There is no other comprehensive online resource to help you plan a Pacific Crest Trail thru-hike besides this site. You should be able to find everything you need to know here. We can help you determine your goal, research it, and estimate costs, prepare, plan, and set sail. The rest of the work, you have to do yourself.
It may be a good idea to read accounts from other PCT thru-hikers and see what their experiences were like. This site is about the nuts and bolts of planning and completing a thru-hike. While we do talk about the thru-hike experience, we don't get too personal about what it feels like trying to sleep in 100+ degree heat under the slim shade of a Joshua Tree, or walk for days and days in Oregon's unending rain.
Why should that matter? The Pacific Crest Trail experience is very different than the AT, and a lot of hikers look to the PCT for their next adventure after the AT. If you hiked the AT and are looking for a similar experience, you may be disappointed.
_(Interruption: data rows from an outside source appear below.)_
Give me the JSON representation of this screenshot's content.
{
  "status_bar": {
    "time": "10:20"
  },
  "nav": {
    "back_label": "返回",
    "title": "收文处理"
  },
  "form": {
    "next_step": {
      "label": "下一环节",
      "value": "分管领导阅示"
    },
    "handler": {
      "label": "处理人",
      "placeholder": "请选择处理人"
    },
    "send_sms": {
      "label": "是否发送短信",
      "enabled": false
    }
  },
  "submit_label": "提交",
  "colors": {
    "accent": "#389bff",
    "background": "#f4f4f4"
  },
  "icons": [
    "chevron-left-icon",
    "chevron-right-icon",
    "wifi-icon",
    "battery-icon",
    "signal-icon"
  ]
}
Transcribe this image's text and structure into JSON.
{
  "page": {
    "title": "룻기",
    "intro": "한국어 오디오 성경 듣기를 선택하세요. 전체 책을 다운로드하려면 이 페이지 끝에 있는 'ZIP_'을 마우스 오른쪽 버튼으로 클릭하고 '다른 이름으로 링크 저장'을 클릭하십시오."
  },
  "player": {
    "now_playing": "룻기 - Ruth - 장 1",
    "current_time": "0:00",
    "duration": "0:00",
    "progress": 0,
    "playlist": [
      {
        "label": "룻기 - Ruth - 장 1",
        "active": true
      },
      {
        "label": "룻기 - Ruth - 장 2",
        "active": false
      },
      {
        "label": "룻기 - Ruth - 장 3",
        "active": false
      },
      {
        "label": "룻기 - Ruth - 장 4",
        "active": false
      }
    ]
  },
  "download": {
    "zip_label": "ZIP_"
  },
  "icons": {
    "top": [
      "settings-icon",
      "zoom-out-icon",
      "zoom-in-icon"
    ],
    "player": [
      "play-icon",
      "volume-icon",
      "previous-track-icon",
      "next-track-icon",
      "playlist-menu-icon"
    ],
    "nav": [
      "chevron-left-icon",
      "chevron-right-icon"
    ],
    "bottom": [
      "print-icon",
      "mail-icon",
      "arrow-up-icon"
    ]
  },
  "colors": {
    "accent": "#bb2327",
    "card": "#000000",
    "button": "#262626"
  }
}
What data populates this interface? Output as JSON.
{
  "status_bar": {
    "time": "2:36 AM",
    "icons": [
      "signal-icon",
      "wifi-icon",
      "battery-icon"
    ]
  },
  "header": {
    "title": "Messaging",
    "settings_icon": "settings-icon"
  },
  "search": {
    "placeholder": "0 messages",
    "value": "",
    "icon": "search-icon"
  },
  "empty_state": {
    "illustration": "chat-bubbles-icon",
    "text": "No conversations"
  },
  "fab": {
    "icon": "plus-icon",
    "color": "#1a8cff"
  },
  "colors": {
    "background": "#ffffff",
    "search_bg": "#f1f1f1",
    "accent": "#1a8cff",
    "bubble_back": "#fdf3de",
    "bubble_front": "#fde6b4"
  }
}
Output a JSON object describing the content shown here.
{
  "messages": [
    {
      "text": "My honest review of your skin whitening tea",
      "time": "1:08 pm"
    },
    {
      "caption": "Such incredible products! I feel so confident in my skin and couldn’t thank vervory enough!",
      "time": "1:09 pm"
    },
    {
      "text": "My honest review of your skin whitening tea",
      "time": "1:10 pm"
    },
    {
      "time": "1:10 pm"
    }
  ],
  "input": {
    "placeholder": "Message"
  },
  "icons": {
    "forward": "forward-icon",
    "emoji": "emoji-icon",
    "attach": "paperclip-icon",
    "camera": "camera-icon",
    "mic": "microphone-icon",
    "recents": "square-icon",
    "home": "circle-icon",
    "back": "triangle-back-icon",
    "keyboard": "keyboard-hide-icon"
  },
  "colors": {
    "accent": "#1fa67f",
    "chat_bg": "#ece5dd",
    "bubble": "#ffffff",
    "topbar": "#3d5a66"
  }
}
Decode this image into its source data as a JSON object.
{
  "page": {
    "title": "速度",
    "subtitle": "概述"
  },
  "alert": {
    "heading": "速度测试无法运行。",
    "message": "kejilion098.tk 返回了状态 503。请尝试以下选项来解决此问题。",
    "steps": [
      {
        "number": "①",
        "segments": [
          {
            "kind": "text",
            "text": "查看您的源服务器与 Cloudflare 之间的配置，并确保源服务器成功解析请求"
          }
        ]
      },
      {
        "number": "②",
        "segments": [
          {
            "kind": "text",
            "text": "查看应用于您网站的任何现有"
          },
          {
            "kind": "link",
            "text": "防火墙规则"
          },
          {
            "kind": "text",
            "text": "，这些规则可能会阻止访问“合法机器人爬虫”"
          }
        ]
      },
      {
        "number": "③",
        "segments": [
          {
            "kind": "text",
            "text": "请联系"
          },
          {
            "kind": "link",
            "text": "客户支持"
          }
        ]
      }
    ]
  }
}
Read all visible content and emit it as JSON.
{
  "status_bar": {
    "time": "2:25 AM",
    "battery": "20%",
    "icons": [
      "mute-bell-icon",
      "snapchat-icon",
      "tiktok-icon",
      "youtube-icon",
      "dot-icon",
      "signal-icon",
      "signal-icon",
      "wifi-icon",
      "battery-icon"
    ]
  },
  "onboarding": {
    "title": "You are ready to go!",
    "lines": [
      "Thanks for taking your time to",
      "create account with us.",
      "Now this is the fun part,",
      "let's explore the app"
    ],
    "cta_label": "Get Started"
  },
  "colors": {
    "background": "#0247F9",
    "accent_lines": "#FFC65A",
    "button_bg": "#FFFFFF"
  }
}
There are no shelters and so the social aspect of the trek is different. You see people in town more than on the trail itself. The days are longer. You never summit a peak unless you detour off-trail. The climate and terrain dramatically change twice so you have to adjust your gear, style, and expectations throughout the trip.
Be sure you know what the Trail will be like and are up for the challenge. We would hate for someone to plan a thru-hike for months, then arrive in Campo and start hiking only to quit because they are disappointed by what they find. No one should be surprised by that 21-mile stretch with no water on the first day.
This site should answer all of your questions about both the Pacific Crest Trail. Our expert articles cover all the logistical concerns, like resupplying food, resupplying fuel, dealing with permits and the Canadian visa, the costs of a thru-hike (even what to do with your car while you're gone), transportation to the termini, and what guidebooks and maps you should carry.
Buying replacement gear along the Trail is expensive, so we want you to arrive at Campo with all the right stuff. We have detailed articles covering the most appropriate clothes for Florida, the right footwear for deserts, the snowy Sierras, and rainy Oregon, as well as lightweight tents, backpacks, and other gear. Our gear checklist will make sure you don't forget anything. We even talk about how to save money and provide a list of stuff you definitely shouldn't bring.
We go into detail about the kind of weather you will experience, how to avoid dangerous plants along the Trail, and trail rumors about mountain lions eating hikers. We want everyone to remain healthy despite extremes of heat and cold, so our articles about keeping clean and staying healthy are specific about the challenges posed by the diverse PCT environments.
Because not all hikers are the same, we have articles for military veterans who want to thru-hike. Women have different needs and concerns than men, and we cover them in a comprehensive way. Couples too will find advice about traveling together, maintaining intimacy, and even how to make sure your sleeping bags can zip together.
Finally, we know that nothing is tougher on a thru-hike than the mental and emotional challenges. Based on years of experience, we write about facing and overcoming those mental hurdles and even how to transition back to normal life when you come home.
Ready to get started? If you are certain the PCT is going to be your next adventure, then planning begins at our Logistics & Preparation page.